City Manager Debbie Manns didn’t have to look far to replace retiring chief Kim Bogart.
Robert Kochen, who has been selected as the New Port Richey Police Chief, poses for a photograph near the Spring Bayou in Tarpon Springs where he was chief for a decade. [CHRIS URSO | Times (2021)]
Robert Kochen, who has been selected as the New Port Richey Police Chief, poses for a photograph near the Spring Bayou in Tarpon Springs where he was chief for a decade. [CHRIS URSO | Times (2021)] [ CHRIS URSO | Times ]
Published Jan. 20|Updated Jan. 20

NEW PORT RICHEY — New Port Richey City Manager Debbie Manns announced Friday that she has hired former long-time Tarpon Springs police Chief Robert Kochen to head up the New Port Richey Police Department. He will replace Kim Bogart, who is retiring.

Manns had numerous reasons for her selection. Kochen knows and lives in the area, having spent 32 years in Tarpon Springs, 10 of those as chief. But he also has “chutzpah,” she said.

When COVID hit three years ago, he found a way to still have the important Epiphany celebration but without putting his officers or city residents at risk by working with the Tarpon Springs community. Manns said that ability to connect with the community even in tough situations will serve him well in New Port Richey.

“He is a proven leader, and additionally brings a unique set of administrative skills developed while being the chief assistant to the city nanager of Tarpon Springs for over seven years. These administrative skills will also be an asset to the city of New Port Richey,” Manns said in a news release.

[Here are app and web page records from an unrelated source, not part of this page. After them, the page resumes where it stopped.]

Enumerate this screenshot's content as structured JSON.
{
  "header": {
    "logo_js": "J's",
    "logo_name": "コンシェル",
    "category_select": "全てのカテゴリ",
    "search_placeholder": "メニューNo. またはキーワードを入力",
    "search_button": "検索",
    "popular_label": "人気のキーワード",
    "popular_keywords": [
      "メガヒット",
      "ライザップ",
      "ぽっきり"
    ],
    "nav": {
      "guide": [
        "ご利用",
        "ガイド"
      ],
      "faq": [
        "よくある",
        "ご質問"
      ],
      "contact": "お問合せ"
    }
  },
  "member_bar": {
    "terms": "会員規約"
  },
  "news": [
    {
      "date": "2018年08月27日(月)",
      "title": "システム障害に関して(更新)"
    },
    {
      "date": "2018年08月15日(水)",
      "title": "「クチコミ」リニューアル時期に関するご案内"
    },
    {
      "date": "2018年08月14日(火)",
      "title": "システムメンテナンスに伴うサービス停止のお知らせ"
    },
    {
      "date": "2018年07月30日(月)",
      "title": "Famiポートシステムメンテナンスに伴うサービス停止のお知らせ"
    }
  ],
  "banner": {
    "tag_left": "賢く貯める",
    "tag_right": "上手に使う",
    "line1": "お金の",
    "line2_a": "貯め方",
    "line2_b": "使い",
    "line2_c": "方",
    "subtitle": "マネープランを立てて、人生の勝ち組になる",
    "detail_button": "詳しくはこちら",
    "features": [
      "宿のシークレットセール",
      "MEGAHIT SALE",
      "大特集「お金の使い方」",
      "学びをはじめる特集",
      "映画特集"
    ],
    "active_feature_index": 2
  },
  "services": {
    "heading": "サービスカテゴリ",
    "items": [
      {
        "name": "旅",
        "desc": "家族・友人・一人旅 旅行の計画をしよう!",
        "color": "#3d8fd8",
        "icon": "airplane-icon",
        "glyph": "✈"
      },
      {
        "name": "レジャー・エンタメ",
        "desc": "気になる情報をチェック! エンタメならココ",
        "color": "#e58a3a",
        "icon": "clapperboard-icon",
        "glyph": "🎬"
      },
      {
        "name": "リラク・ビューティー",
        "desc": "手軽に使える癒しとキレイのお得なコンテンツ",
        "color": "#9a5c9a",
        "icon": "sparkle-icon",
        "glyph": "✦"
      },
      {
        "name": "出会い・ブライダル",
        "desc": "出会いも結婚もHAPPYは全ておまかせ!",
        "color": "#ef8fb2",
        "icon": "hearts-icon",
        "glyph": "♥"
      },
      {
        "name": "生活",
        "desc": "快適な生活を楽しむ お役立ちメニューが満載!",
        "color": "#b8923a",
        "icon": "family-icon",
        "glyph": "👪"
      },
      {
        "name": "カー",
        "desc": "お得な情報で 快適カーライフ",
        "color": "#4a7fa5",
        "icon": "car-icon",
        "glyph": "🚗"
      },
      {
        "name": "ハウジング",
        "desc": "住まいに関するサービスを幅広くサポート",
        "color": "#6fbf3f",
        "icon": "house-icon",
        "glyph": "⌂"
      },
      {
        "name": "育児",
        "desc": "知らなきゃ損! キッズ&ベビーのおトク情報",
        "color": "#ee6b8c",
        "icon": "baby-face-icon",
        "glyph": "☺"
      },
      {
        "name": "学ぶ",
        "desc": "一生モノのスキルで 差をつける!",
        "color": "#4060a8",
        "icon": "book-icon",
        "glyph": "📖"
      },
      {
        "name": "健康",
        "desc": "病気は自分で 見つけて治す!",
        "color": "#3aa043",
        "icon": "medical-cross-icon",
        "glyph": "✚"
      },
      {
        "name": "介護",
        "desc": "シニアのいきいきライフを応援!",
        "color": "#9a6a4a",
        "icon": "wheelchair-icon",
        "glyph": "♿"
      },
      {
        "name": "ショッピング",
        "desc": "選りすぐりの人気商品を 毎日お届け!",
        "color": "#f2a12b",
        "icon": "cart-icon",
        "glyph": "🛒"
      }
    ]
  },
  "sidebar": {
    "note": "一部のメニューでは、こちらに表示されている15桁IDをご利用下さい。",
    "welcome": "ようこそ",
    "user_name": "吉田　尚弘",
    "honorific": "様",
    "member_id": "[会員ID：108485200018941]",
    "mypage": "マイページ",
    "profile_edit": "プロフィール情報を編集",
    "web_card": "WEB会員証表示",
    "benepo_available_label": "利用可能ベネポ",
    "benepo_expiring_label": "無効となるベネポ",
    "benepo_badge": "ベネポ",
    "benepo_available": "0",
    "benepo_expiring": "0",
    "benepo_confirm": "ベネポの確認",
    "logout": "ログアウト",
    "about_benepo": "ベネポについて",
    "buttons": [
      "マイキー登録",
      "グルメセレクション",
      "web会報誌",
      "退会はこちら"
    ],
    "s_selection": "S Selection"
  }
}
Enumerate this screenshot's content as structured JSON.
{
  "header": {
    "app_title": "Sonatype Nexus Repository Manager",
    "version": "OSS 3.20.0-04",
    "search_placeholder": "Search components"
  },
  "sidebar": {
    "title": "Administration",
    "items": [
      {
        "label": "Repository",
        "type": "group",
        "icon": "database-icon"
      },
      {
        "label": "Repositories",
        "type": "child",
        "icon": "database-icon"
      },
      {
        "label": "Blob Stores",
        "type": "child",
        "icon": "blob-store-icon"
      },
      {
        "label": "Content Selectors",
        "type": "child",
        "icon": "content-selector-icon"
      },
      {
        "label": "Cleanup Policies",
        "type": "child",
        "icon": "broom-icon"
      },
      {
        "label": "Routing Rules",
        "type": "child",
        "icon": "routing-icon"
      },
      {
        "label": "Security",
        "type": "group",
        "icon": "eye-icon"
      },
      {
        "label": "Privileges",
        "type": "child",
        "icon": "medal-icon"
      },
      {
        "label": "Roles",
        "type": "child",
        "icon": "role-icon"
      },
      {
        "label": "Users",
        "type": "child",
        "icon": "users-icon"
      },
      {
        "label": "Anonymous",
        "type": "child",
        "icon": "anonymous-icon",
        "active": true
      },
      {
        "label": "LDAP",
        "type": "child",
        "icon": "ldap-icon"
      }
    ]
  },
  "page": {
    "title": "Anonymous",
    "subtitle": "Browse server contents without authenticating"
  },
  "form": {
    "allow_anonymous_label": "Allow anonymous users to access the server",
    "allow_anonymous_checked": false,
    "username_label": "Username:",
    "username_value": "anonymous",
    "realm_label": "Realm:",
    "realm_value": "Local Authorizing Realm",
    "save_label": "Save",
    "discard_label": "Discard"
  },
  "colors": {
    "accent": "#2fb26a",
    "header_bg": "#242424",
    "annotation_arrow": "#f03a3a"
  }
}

City manager Debbie Manns
City manager Debbie Manns [ City of New Port Richey ]

Manns said that Kochen has developed good working relations with New Port Richey and numerous other agencies and departments in the area and “has extensive community familiarity and awareness of current issues,” she said.

“Chief Kochen is a driven professional who will hit the ground running because he has not only acclimated himself to the people, processes and issues, but because he has the rare ability to establish vision cast goals,” Manns said.

While police agencies generally embrace promotion from within the ranks, Manns said New Port Richey’s police officers are embracing Kochen, from the officers on the street to the union. City Council members have also told her they are pleased with the pick.

Kochen graduated summa cum laude with a bachelor’s in criminal justice from Tampa College in 1984 and earned his masters in business administration summa cum laude from Florida Metropolitan University in 1997.

Although his official first day isn’t until January 30, Kochen began his introduction to New Port Richey this week, meeting with Bogart and other police officials, taking ride-alongs and getting introductions in the community. He will be sworn in before the City Council on February 7 and will earn an annual salary of $125,000.

Bogart has faced criticism in recent years as the Black Lives Matter movement clashed with city police and leadership. Just before he announced his retirement, he gave a detailed report to the council on his perspective on concerns regularly voiced by the public.